Boris Johnson clinched a narrow victory last night as the battle to become London Mayor reached a dramatic and chaotic finale. The Conservative incumbent saw off Ken Livingstone's bid to return to City Hall with a slim majority, beating his Labour challenger by 51.53 per cent to 48.47 per cent.
Mr Johnson just made it across the finishing-line once second-preference votes were redistributed. But the count was mired in controversy after it was delayed for hours by the discovery of two boxes of uncounted ballots from Harrow and Brent in north-west London.
When the results were finally declared at 11.55pm, the Green candidate Jenny Jones secured a personal triumph by finishing third, followed by the Liberal Democrat Brian Paddick and the independent Siobhan Benita.
The last-minute drama followed an acrimonious campaign in which the two front-runners – reprising their contest of 2008 – swapped insults.
Mr Johnson's team had focused on his challenger's controversial tax arrangements, while Labour responded by branding the current Mayor a joker who had distanced himself from his party.
Polls on the eve of the election gave Mr Johnson a six-point lead.
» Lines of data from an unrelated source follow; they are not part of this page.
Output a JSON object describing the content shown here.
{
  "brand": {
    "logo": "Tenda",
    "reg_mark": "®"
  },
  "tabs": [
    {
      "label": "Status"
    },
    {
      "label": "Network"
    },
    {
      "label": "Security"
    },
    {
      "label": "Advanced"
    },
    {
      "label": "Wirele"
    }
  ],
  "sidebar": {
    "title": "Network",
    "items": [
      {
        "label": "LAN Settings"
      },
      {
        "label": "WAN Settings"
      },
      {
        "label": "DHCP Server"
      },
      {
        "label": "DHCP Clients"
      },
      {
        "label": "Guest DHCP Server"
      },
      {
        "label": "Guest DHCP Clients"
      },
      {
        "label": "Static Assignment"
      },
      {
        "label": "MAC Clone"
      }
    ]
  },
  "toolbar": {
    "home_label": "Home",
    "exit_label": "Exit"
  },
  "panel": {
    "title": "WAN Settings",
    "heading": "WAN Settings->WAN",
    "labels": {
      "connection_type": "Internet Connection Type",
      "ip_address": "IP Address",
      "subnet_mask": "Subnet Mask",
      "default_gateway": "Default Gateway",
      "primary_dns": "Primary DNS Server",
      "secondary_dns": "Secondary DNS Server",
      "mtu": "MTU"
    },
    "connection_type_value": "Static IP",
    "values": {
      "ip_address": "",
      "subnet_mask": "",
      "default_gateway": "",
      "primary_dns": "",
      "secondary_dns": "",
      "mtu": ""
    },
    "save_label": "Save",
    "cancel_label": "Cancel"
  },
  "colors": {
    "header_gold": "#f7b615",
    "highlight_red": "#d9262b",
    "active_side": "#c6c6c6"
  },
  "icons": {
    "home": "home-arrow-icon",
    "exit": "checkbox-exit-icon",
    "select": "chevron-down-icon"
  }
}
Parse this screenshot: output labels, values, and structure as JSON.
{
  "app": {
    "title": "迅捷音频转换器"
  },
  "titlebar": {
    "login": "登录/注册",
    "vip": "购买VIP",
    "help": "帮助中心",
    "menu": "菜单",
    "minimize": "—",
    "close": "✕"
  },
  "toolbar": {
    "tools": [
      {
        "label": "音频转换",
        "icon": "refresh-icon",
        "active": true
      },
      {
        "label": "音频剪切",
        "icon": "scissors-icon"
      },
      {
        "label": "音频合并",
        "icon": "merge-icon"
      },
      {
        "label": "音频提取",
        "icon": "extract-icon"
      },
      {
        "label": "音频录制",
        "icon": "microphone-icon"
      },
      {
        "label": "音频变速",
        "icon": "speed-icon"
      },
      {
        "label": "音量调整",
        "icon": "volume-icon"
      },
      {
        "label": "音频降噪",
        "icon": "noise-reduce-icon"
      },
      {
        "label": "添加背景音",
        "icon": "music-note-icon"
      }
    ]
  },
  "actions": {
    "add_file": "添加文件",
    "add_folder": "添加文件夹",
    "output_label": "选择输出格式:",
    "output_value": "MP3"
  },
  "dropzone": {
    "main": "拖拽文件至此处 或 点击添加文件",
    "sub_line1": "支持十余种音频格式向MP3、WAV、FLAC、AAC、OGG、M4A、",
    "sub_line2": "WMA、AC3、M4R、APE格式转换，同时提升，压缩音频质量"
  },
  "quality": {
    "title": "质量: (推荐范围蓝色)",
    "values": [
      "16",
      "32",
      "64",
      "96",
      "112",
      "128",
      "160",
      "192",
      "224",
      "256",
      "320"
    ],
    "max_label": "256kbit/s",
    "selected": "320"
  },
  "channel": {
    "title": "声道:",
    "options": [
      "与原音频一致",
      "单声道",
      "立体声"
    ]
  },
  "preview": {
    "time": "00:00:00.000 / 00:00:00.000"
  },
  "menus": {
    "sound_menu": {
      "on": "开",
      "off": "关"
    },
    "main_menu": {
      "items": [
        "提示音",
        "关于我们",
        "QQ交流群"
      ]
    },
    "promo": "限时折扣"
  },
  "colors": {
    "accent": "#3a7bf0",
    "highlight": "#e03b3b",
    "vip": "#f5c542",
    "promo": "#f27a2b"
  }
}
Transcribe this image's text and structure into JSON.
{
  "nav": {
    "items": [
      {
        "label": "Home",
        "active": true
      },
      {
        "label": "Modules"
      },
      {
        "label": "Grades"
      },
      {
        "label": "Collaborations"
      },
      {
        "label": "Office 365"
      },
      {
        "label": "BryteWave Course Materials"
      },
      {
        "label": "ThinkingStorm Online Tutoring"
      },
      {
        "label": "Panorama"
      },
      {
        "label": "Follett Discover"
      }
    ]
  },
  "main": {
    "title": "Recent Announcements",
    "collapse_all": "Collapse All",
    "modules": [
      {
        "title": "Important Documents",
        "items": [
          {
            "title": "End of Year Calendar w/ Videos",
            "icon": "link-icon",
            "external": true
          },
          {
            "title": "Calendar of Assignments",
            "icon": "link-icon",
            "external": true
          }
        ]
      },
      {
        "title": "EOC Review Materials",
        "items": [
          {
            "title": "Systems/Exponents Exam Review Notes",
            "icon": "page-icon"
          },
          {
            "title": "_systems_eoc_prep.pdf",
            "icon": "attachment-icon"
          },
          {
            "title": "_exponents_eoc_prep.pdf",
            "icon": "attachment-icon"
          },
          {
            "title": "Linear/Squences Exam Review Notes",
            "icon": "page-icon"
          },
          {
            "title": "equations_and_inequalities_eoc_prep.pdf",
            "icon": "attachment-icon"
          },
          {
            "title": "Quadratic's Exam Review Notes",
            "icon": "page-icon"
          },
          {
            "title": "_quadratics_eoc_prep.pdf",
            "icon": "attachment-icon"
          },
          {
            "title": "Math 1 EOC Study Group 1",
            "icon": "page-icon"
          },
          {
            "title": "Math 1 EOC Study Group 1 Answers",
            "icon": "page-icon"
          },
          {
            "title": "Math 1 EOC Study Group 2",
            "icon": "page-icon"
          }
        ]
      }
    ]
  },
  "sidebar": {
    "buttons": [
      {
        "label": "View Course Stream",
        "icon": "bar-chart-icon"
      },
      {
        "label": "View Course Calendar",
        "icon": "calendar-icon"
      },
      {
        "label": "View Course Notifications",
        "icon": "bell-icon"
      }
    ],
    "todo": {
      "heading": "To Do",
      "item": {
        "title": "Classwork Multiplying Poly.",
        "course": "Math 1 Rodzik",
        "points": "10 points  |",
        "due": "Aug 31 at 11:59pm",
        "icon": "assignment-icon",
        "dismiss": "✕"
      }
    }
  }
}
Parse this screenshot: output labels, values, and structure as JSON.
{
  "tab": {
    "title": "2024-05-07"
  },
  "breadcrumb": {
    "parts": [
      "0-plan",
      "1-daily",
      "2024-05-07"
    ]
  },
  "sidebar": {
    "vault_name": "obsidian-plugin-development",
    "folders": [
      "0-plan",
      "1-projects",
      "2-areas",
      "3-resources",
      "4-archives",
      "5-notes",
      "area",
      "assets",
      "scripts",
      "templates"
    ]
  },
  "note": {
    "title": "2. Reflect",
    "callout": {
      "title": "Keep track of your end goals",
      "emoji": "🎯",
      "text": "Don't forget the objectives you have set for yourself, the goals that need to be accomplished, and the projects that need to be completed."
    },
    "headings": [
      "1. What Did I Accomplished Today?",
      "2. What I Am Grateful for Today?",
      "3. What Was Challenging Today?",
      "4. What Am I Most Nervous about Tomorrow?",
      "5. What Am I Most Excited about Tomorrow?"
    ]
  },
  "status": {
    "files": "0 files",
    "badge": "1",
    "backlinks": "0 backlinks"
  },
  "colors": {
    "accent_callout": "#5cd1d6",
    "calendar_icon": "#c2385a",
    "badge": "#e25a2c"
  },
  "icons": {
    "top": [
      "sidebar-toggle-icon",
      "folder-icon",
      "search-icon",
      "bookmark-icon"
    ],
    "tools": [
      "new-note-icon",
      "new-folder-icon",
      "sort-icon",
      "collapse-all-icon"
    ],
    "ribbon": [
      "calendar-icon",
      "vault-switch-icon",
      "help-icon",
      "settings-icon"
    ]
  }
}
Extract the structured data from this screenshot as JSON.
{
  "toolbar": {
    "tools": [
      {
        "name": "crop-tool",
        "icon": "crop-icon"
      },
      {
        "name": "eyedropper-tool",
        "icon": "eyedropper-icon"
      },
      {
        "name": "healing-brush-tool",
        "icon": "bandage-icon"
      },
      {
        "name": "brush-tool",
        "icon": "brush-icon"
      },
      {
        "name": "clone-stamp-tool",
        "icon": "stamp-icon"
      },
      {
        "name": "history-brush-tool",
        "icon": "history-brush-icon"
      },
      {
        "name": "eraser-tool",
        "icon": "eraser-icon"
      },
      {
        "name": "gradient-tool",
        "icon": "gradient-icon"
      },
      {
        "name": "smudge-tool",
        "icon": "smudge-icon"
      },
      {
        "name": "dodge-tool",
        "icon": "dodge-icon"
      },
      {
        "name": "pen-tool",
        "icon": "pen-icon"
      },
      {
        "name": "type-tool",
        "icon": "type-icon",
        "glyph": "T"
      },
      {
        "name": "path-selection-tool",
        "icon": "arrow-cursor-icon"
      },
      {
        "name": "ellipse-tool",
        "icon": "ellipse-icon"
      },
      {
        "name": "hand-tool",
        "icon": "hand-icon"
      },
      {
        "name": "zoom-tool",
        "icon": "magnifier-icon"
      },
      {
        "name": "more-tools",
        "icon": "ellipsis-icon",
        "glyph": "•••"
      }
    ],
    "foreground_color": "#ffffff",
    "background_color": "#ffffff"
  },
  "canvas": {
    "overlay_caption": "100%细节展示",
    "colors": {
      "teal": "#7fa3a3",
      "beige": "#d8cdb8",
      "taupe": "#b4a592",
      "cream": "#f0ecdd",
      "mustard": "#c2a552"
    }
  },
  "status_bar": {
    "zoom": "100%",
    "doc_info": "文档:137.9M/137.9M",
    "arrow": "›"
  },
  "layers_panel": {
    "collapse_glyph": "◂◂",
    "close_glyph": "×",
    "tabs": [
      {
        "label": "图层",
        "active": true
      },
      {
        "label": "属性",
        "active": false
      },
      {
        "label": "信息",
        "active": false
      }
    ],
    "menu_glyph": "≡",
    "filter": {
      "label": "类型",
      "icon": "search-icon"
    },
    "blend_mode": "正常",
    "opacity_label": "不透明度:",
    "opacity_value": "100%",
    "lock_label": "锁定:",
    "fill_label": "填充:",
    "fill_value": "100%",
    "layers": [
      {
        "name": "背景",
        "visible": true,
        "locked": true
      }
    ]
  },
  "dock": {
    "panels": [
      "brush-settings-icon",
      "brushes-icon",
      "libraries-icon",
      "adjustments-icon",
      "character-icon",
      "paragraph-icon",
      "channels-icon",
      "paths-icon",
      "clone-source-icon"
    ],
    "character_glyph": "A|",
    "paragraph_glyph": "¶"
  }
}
But as the votes were tallied yesterday, it became clear the gap between the long-standing foes was much narrower than expected.
An agonising wait ensued for the Tory and Labour teams as the uncounted ballots were discovered, problems emerged with the electronic counting machines and a counting centre suffered a power cut.
Labour sources, who had previously conceded defeat, suggested supporters who disliked Mr Livingstone had not been able to bring themselves to back his Tory rival when the reached the voting booth.
Mr Johnson plans to kick off a second term with a reshuffle of his senior team and by ordering hundreds of new Routemaster buses for the capital.
His re-election in Labour-leaning London would have a wider significance in Conservative politics as it would establish him as the obvious successor to David Cameron.
The Independent disclosed yesterday that the Mayor's allies expect him to stand for Parliament at the next general election, which is due in 2015.
Under this scenario, he would combine the roles of Mayor and MP for one year before returning full-time to national politics.
For Mr Livingstone, his defeat marks the end of political career dating back to the 1960s. He protested yesterday that the campaign had been "dominated by smears and trivialities".
Results: Electorate 5,804,790, turnout 2,208,475 (38.05%, -5.81%)
Boris Johnson (C) 971,931 (44.01%, +0.81%)
Ken Livingstone (Lab) 889,918 (40.30%, +3.30%)
Jenny Jones (Green) 98,913 (4.48%, +1.28%)
Brian Paddick (LD) 91,774 (4.16%, -5.64%)
Siobhan Benita (Ind) 83,914 (3.80%, +3.58%)
Lawrence Webb (UKIP) 43,274 (1.96%, +1.03%)
Carlos Cortiglia (BNP) 28,751 (1.30%, -1.58%)
Eliminated: Siobhan Benita, Carlos Cortiglia, Jenny Jones, Brian Paddick, Lawrence Webb
Distribution of Benita's, Cortiglia's, Jones's, Paddick's and Webb's votes:
Boris Johnson (C) 1,054,811
Ken Livingstone (Lab) 992,273
Elected: Boris Johnson
Huge Labour gains leave Coalition with identity crisis
Boris Johnson passes the winning post – but it was no easy ride to victory
'Red Ken' finally reaches the end of the line
Clegg punished with his party's worst-ever results
MPs turn fire on Cameron after dismal showing
Labour takes power across the country – and Miliband tightens grip on his party
Leading article: A good result, but Labour must beware a false dawn
Steve Richards: Labour (and Ed Miliband) are no longer doomed
Andrew Grice: Bruised and battered, Clegg will struggle to sell Coalition relaunch
Professor John Curtice: Labour's making progress, but it's still some way from No 10
Chris Bryant: The naked and the dead – just a couple of the things you meet while canvassing
Galloway's Respect wins in Bradford again
'Chipping Norton set' desert the Tories
Cities reject Cameron's dream of mayors for all
Salmond setback as Scots nationalists fail in Glasgow